It’s been a tough decade for heavy metal.
No one knows that better than Ronnie James Dio, the onetime lead singer of Black Sabbath now turned solo artist.
Dio’s dark, quasi-operatic vocalizing helped Black Sabbath chart two hit albums in 1980 and 1981 in its waning, post-Ozzy Osbourne years. Starting in 1983, he delivered several well-received albums with his band, Dio.
The ‘90s have been less kind. Warner Bros., his high-powered record label for more than 15 years, dropped him. His latest album, “Angry Machines,” was released by the small, independent Mayhem Records.
Nevertheless, the loquacious San Fernando Valley resident, who leads his latest band Thursday at the Coach House, doesn’t sound down about the rise and fall of mainstream heavy metal.
“The musical style ate itself because of lack of experimentation,” he said matter-of-factly during a lengthy phone conversation. “People kept making the same album over and over again, thinking that it was going to last forever. At the time that this form of music became incredibly popular, it was the vehicle that MTV used to sell itself. When you saw it every day in the video situation, I think it gave a lot of people the false idea that this [level of popularity] would never end.”
Dio conceded that, musically, he too sometimes played it safe during the halcyon ‘80s. After making his debut with his own band with the melodic but combustive “Holy Diver” album in 1983, Dio tended to repeat himself. Still, “The Last in Line” (1984) and “Sacred Heart” (1985) were Top 30 albums.
Today, Dio says he and his band (which includes guitarist Tracy G., bassist Jeff Pilson and longtime bandmate and drummer Vinnie Appice) aren’t afraid to play in unusual time signatures. Dio said he is trying to create music that is fresh and topical while retaining the metal thunder that is the root of his rock-till-you-drop philosophy.
Dio also has shifted the focus of his lyrics. In place of the witches, warlocks, dungeons and dragons and other characters from the nether world that used to inhabit his songs, Dio is now far more apt to write about social issues and human relationships.
“Angry Machines” contains one song, “Don’t Tell the Children,” about how the opinions of children are often undervalued in families where the parents are struggling to get along.
“I realized that purity is what we need,” he explained. “People who are unassuming, who haven’t been taught to be devious, will tell you the truth. That’s what kids do.”
While he extols the passion and commitment his new label has for the new album, Dio, 47, clearly misses having the distribution clout of a major record company behind him. He says there are times when his fans simply can’t find “Angry Machines.”

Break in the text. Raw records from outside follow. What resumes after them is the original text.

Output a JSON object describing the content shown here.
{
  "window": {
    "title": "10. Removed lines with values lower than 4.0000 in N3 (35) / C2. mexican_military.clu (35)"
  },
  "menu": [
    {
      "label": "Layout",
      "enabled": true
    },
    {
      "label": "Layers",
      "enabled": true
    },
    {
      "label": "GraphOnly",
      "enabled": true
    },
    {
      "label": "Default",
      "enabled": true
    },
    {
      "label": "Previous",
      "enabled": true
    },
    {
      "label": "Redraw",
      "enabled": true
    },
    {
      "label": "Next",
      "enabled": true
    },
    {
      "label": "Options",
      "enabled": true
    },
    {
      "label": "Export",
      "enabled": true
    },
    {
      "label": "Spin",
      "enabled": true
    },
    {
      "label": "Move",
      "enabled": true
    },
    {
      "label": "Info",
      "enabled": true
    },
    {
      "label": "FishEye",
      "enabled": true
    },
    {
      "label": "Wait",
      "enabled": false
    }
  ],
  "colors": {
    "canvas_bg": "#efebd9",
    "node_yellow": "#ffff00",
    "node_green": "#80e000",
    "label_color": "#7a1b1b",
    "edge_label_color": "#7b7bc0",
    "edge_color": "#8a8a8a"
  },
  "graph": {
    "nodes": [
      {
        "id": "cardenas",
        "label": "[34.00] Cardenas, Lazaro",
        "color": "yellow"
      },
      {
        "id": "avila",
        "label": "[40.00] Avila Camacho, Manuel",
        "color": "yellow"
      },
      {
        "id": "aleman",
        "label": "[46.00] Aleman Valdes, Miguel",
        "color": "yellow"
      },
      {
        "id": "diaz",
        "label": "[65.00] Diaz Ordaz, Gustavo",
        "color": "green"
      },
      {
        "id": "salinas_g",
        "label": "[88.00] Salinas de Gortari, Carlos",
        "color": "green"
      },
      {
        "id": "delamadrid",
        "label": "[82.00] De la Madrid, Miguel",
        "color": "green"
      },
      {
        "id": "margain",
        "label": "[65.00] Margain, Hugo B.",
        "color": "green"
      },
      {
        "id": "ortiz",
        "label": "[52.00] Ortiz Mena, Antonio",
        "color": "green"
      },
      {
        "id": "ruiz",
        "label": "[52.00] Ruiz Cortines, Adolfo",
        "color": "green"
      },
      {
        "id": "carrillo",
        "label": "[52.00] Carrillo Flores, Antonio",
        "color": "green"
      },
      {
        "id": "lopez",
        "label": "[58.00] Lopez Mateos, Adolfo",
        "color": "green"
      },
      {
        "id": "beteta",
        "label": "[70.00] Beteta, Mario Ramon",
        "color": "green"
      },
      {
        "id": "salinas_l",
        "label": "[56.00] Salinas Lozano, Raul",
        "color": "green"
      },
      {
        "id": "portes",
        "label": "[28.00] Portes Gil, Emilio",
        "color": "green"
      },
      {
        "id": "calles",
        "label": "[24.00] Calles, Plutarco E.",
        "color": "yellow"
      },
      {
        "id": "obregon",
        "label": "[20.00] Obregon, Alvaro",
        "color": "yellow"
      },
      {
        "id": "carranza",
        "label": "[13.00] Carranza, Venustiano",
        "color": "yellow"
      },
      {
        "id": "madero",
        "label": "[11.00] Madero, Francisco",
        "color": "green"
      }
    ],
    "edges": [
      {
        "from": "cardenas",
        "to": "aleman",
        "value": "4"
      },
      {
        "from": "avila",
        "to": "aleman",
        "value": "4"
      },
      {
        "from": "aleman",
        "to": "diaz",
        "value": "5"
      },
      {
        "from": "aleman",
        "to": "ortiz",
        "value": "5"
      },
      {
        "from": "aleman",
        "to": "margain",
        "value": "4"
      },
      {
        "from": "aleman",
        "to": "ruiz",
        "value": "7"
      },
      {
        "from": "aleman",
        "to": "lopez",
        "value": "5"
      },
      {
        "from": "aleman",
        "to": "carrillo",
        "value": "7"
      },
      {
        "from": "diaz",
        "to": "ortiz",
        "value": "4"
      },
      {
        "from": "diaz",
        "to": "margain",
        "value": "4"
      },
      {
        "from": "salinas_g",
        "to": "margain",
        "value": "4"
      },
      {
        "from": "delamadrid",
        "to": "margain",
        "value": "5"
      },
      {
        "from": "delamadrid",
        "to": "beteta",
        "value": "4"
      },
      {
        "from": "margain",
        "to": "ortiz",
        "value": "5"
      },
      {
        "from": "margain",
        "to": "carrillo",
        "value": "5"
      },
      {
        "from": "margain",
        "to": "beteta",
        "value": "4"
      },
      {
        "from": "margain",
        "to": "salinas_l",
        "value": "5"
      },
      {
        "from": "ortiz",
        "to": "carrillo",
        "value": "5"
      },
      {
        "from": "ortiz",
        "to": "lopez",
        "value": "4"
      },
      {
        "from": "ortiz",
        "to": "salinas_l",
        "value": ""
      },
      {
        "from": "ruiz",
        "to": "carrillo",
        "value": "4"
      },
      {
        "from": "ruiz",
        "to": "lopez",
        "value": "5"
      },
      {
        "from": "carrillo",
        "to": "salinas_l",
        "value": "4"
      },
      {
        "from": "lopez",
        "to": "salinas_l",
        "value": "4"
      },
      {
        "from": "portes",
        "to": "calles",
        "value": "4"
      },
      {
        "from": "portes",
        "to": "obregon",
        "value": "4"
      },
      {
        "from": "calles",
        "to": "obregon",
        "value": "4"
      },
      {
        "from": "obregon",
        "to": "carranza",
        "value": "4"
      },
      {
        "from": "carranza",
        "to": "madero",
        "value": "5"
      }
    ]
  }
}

Still, he’s grateful to be able to create albums that convey his lyrical and musical vision.
“Most people have careers that last from three to five years, especially in metal,” he said. “When you’ve had this good a run, you certainly don’t complain. . . . I just look forward to the next recording and hope it’s going to be as good as some of the other things I’ve been involved with.”
Dio was born and raised in upstate New York, where his primary passion as a boy was baseball. He says he’d still prefer to be playing for the Yankees. At his parents’ insistence, he started playing the trumpet at age 5 and was so adept that later he was offered a scholarship to the Juilliard School.
But the thought of leading a rock band was far more enticing than being one of eight trumpeters in an orchestra. At 17, he turned in his trumpet to concentrate on singing. From the time Dio was young, the combination of his diminutive stature and soaring voice had caused jaws to drop.
In 1975, Dio joined Rainbow, a new group headed by former Deep Purple guitar ace Ritchie Blackmore. In 1979, he replaced Osbourne in Black Sabbath. Dio left the legendary British metal band after a three-year stay because of personality differences.
But so creatively rewarding was his tenure with Sabbath that he briefly rejoined the group in 1991. That reunion came to a screeching halt when guitarist Tony Iommi insisted that the band open for Osbourne at two 1992 shows at the Pacific Amphitheatre in Costa Mesa billed as Osbourne’s farewell to touring.
Dio immediately quit the group because, he said, it compromised the integrity of the existing Sabbath lineup. (Osbourne played four songs with the other three original Black Sabbath members at his second Costa Mesa show, but a rumored reunion tour never materialized.)
Dio’s abrupt departures from Black Sabbath contributed to perceptions of him that he says are unjustified.
“Because I’ve been in and out of [a number of bands], people think I’m difficult,” he said. “That [probably] comes about because I’m very intense about what I do. I have a really high standard, and I expect people around me to reach that standard as well. That’s probably unfair.”
“But I don’t really care what people say about me,” he added, “because I know who I am. The only thing that has ever been important to me is knowing that I’ve pleased myself.”
* Dio appears with Spirit Tree and World Affairs on Thursday at the Coach House, 33157 Camino Capistrano, San Juan Capistrano. 8 p.m. $25. (714) 496-8930.